• _Collected data_:
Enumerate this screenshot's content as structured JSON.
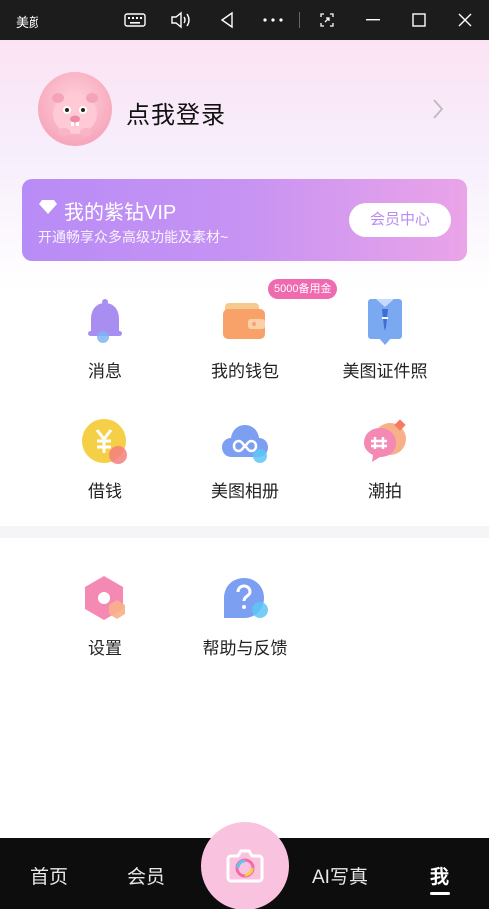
{
  "window": {
    "app_name": "美颜相机",
    "buttons": [
      "keyboard-icon",
      "volume-icon",
      "back-icon",
      "more-icon",
      "screenshot-icon",
      "minimize-icon",
      "maximize-icon",
      "close-icon"
    ]
  },
  "profile": {
    "login_text": "点我登录"
  },
  "vip": {
    "title": "我的紫钻VIP",
    "subtitle": "开通畅享众多高级功能及素材~",
    "button": "会员中心"
  },
  "grid": {
    "badge": "5000备用金",
    "items": [
      {
        "label": "消息",
        "icon": "bell-icon"
      },
      {
        "label": "我的钱包",
        "icon": "wallet-icon"
      },
      {
        "label": "美图证件照",
        "icon": "id-photo-icon"
      },
      {
        "label": "借钱",
        "icon": "yen-icon"
      },
      {
        "label": "美图相册",
        "icon": "cloud-album-icon"
      },
      {
        "label": "潮拍",
        "icon": "hashtag-icon"
      }
    ],
    "more": [
      {
        "label": "设置",
        "icon": "settings-icon"
      },
      {
        "label": "帮助与反馈",
        "icon": "help-icon"
      }
    ]
  },
  "nav": {
    "items": [
      "首页",
      "会员",
      "AI写真",
      "我"
    ],
    "active": "我"
  },
  "colors": {
    "accent": "#b98cf1",
    "badge": "#f06ab0",
    "nav_bg": "#0d0d0d",
    "camera_btn": "#f9c3e0"
  }
}
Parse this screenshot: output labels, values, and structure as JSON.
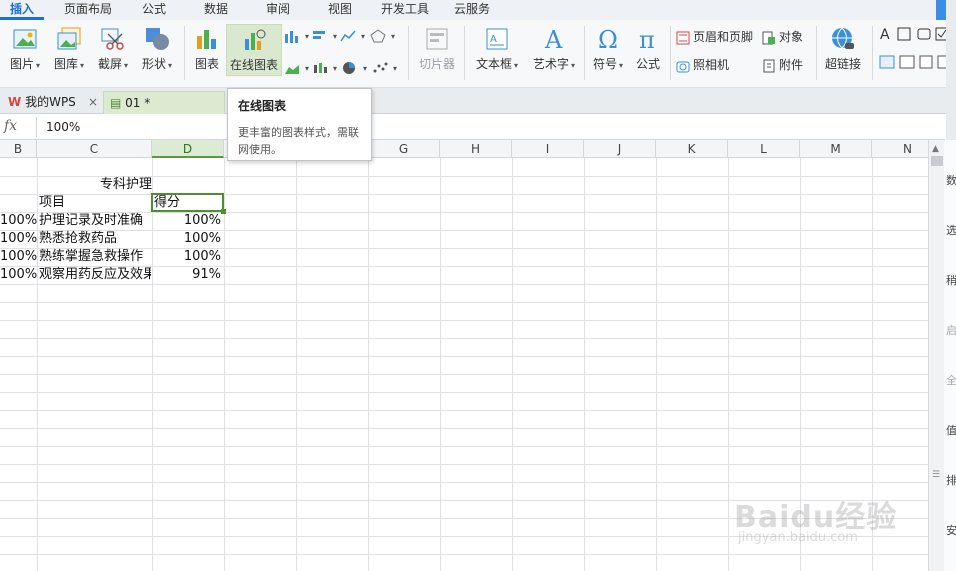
{
  "menu": {
    "tabs": [
      "插入",
      "页面布局",
      "公式",
      "数据",
      "审阅",
      "视图",
      "开发工具",
      "云服务"
    ],
    "active": "插入"
  },
  "ribbon": {
    "picture": "图片",
    "gallery": "图库",
    "screenshot": "截屏",
    "shapes": "形状",
    "chart": "图表",
    "online_chart": "在线图表",
    "slicer": "切片器",
    "textbox": "文本框",
    "wordart": "艺术字",
    "symbol": "符号",
    "formula": "公式",
    "header_footer": "页眉和页脚",
    "object": "对象",
    "camera": "照相机",
    "attachment": "附件",
    "hyperlink": "超链接",
    "dropdown_arrow": "▾"
  },
  "doc_tabs": {
    "wps": "我的WPS",
    "close": "×",
    "file": "01 *"
  },
  "formula_bar": {
    "fx": "fx",
    "value": "100%"
  },
  "columns": [
    "B",
    "C",
    "D",
    "E",
    "F",
    "G",
    "H",
    "I",
    "J",
    "K",
    "L",
    "M",
    "N"
  ],
  "selected_column": "D",
  "sheet": {
    "title": "专科护理",
    "header_item": "项目",
    "header_score": "得分",
    "rows": [
      {
        "b": "100%",
        "item": "护理记录及时准确",
        "score": "100%"
      },
      {
        "b": "100%",
        "item": "熟悉抢救药品",
        "score": "100%"
      },
      {
        "b": "100%",
        "item": "熟练掌握急救操作",
        "score": "100%"
      },
      {
        "b": "100%",
        "item": "观察用药反应及效果",
        "score": "91%"
      }
    ]
  },
  "tooltip": {
    "title": "在线图表",
    "body": "更丰富的图表样式，需联网使用。"
  },
  "right_pane_chars": [
    "数",
    "选",
    "稍",
    "启",
    "全",
    "值",
    "排",
    "安"
  ],
  "scroll": {
    "up": "▲",
    "mid": "☰"
  },
  "watermark": {
    "text": "Baidu经验",
    "sub": "jingyan.baidu.com"
  },
  "colors": {
    "accent": "#1d6fd8",
    "selection": "#4f8f2f"
  }
}
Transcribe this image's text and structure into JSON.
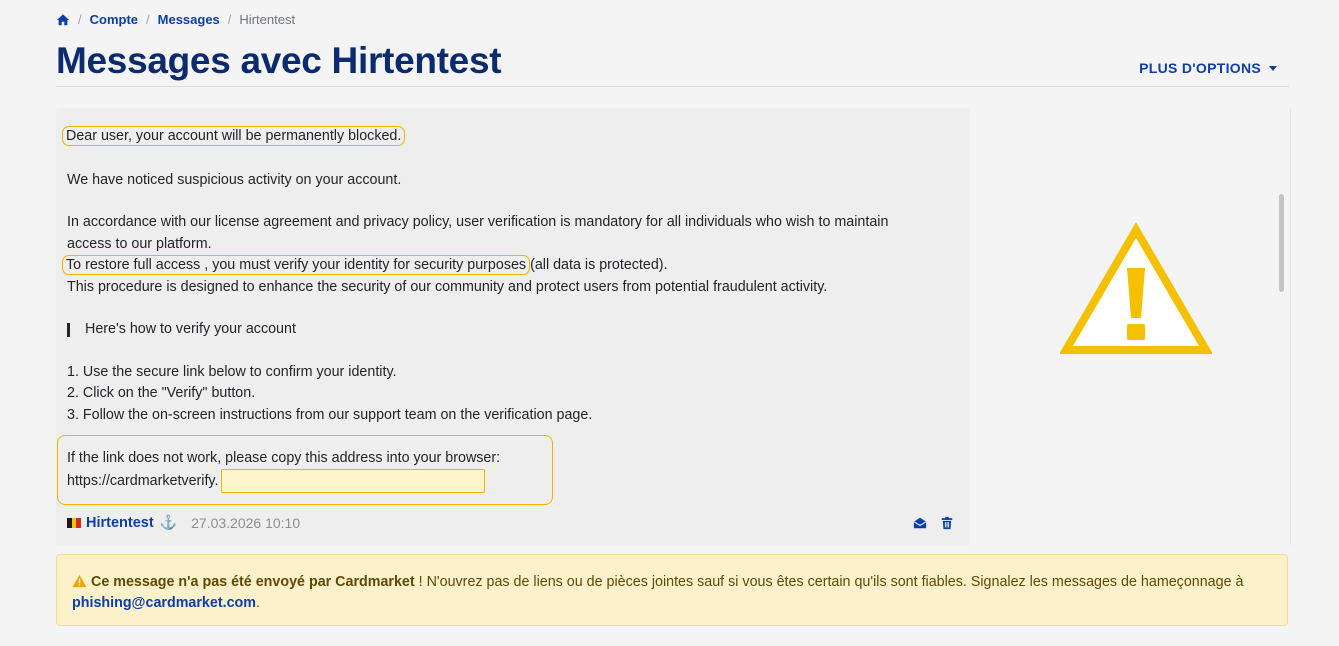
{
  "breadcrumb": {
    "home_icon": "home-icon",
    "items": [
      "Compte",
      "Messages"
    ],
    "current": "Hirtentest",
    "separator": "/"
  },
  "page": {
    "title": "Messages avec Hirtentest",
    "options_label": "PLUS D'OPTIONS"
  },
  "message": {
    "greeting": "Dear user, your account will be permanently blocked.",
    "p1": "We have noticed suspicious activity on your account.",
    "p2_line1": "In accordance with our license agreement and privacy policy, user verification is mandatory for all individuals who wish to maintain",
    "p2_line2": "access to our platform.",
    "p3_highlight": "To restore full access , you must verify your identity for security purposes",
    "p3_rest": "(all data is protected).",
    "p4": "This procedure is designed to enhance the security of our community and protect users from potential fraudulent activity.",
    "quote": "Here's how to verify your account",
    "steps": [
      "1. Use the secure link below to confirm your identity.",
      "2. Click on the \"Verify\" button.",
      "3. Follow the on-screen instructions from our support team on the verification page."
    ],
    "link_line1": "If the link does not work, please copy this address into your browser:",
    "link_prefix": "https://cardmarketverify.",
    "sender": "Hirtentest",
    "timestamp": "27.03.2026 10:10",
    "flag_colors": [
      "#1a1a1a",
      "#f5c400",
      "#d22b2b"
    ],
    "icons": [
      "anchor-icon",
      "mark-read-icon",
      "trash-icon"
    ]
  },
  "side": {
    "graphic": "warning-triangle",
    "graphic_color": "#f5c000"
  },
  "alert": {
    "strong": "Ce message n'a pas été envoyé par Cardmarket",
    "text": " ! N'ouvrez pas de liens ou de pièces jointes sauf si vous êtes certain qu'ils sont fiables. Signalez les messages de hameçonnage à",
    "email": "phishing@cardmarket.com",
    "end": "."
  },
  "colors": {
    "brand_blue": "#0d3ea8",
    "title_navy": "#0c2b6e",
    "highlight": "#f0b400",
    "alert_bg": "#fdf1cc"
  }
}
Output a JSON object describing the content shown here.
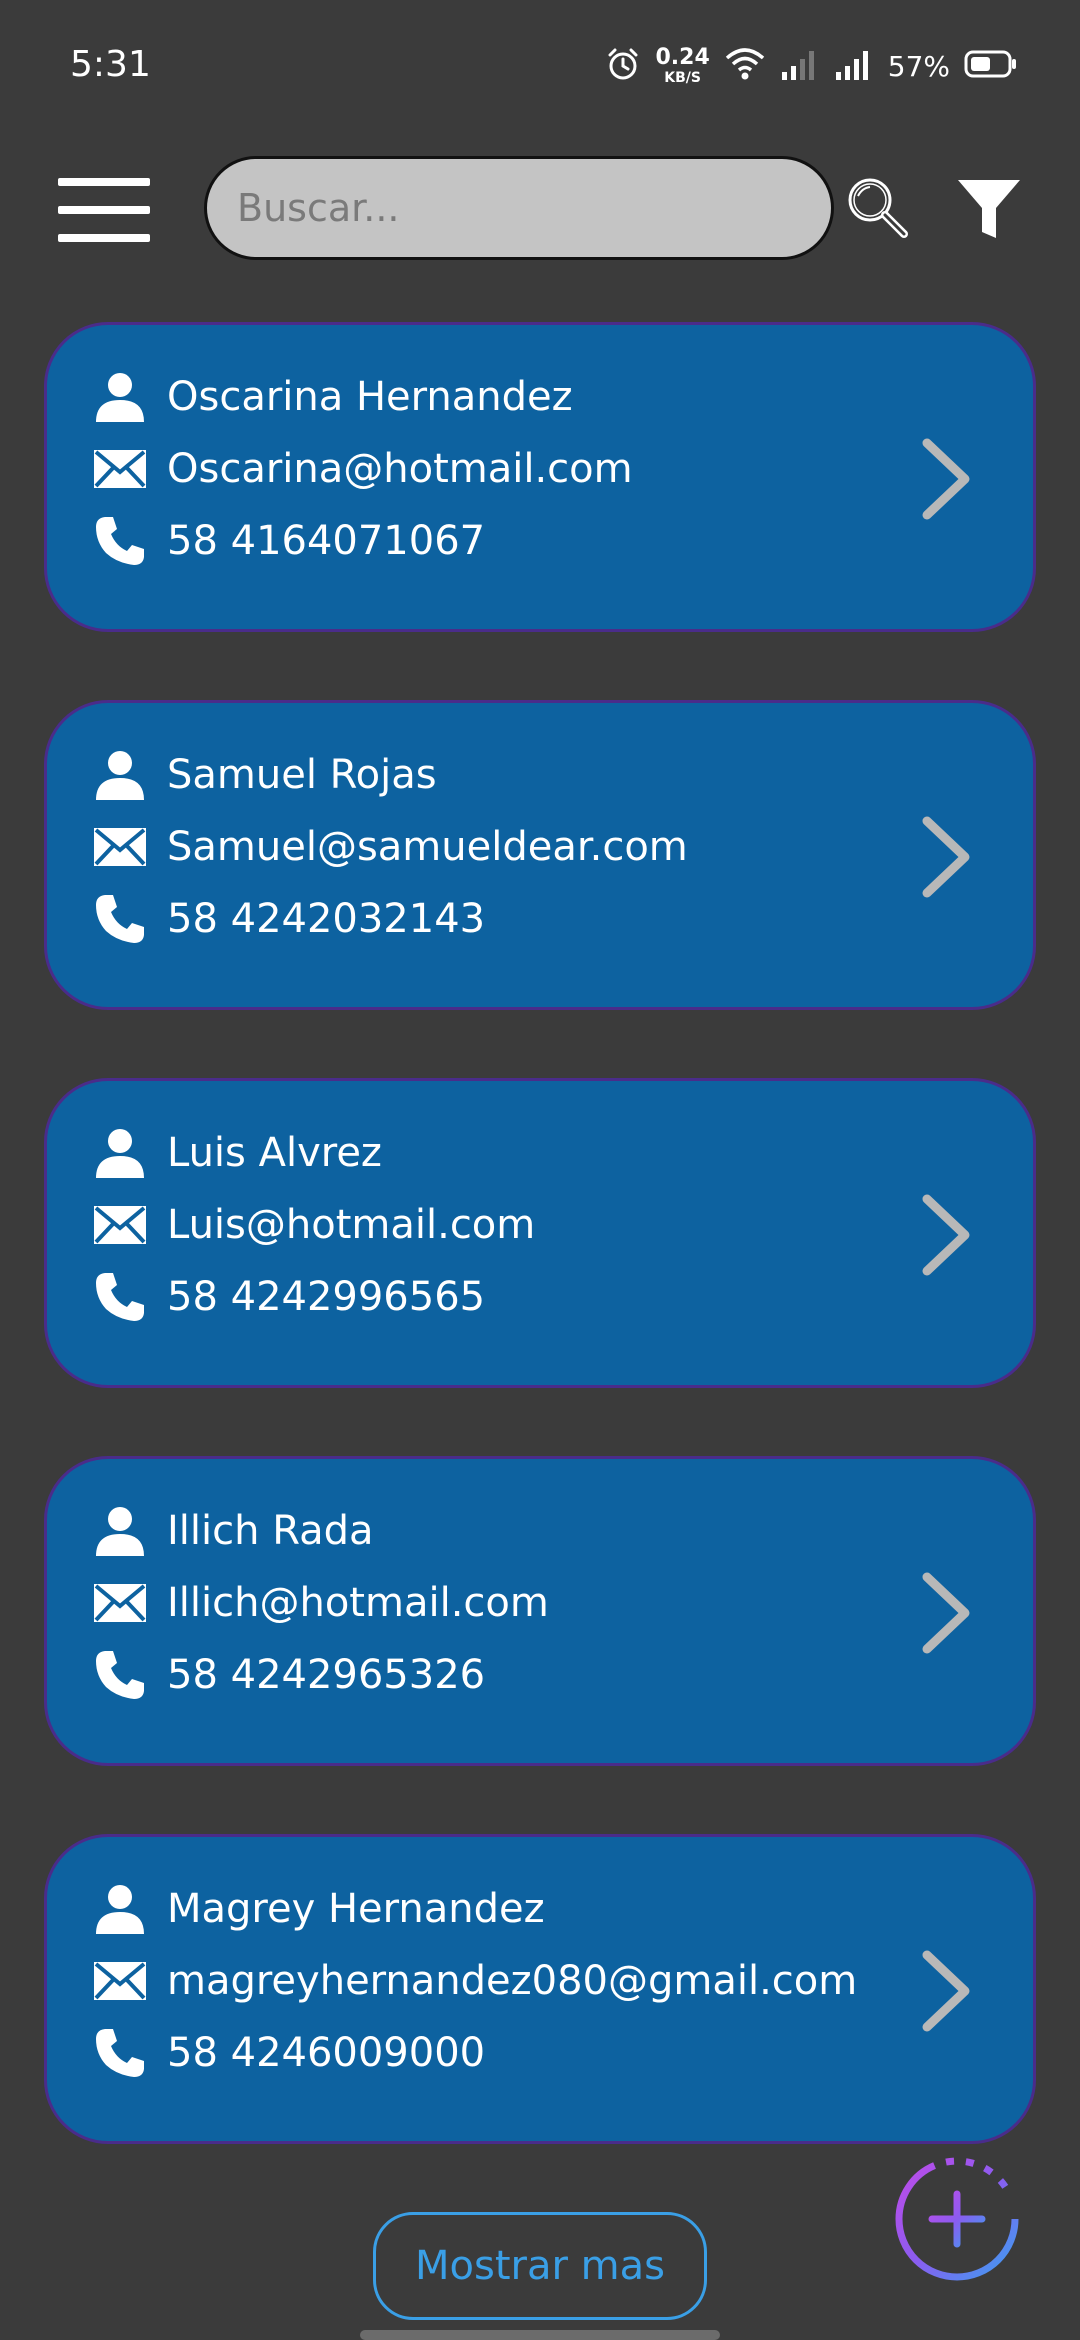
{
  "status_bar": {
    "time": "5:31",
    "net_speed_value": "0.24",
    "net_speed_unit": "KB/S",
    "battery": "57%"
  },
  "toolbar": {
    "search_placeholder": "Buscar...",
    "icons": [
      "menu-icon",
      "search-icon",
      "filter-icon"
    ]
  },
  "contacts": [
    {
      "name": "Oscarina Hernandez",
      "email": "Oscarina@hotmail.com",
      "phone": "58 4164071067"
    },
    {
      "name": "Samuel Rojas",
      "email": "Samuel@samueldear.com",
      "phone": "58 4242032143"
    },
    {
      "name": "Luis Alvrez",
      "email": "Luis@hotmail.com",
      "phone": "58 4242996565"
    },
    {
      "name": "Illich Rada",
      "email": "Illich@hotmail.com",
      "phone": "58 4242965326"
    },
    {
      "name": "Magrey Hernandez",
      "email": "magreyhernandez080@gmail.com",
      "phone": "58 4246009000"
    }
  ],
  "footer": {
    "show_more_label": "Mostrar mas"
  },
  "colors": {
    "background": "#3b3b3b",
    "card": "#0d62a0",
    "card_border": "#4a2c8a",
    "accent": "#3a9fe6",
    "search_field": "#c4c4c4"
  }
}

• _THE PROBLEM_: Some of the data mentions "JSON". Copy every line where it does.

• _ANSWER SECTION_:
Enumerate this screenshot's content as structured JSON.
Parse this screenshot: output labels, values, and structure as JSON.
Transcribe this image's text and structure into JSON.
Output a JSON object describing the content shown here.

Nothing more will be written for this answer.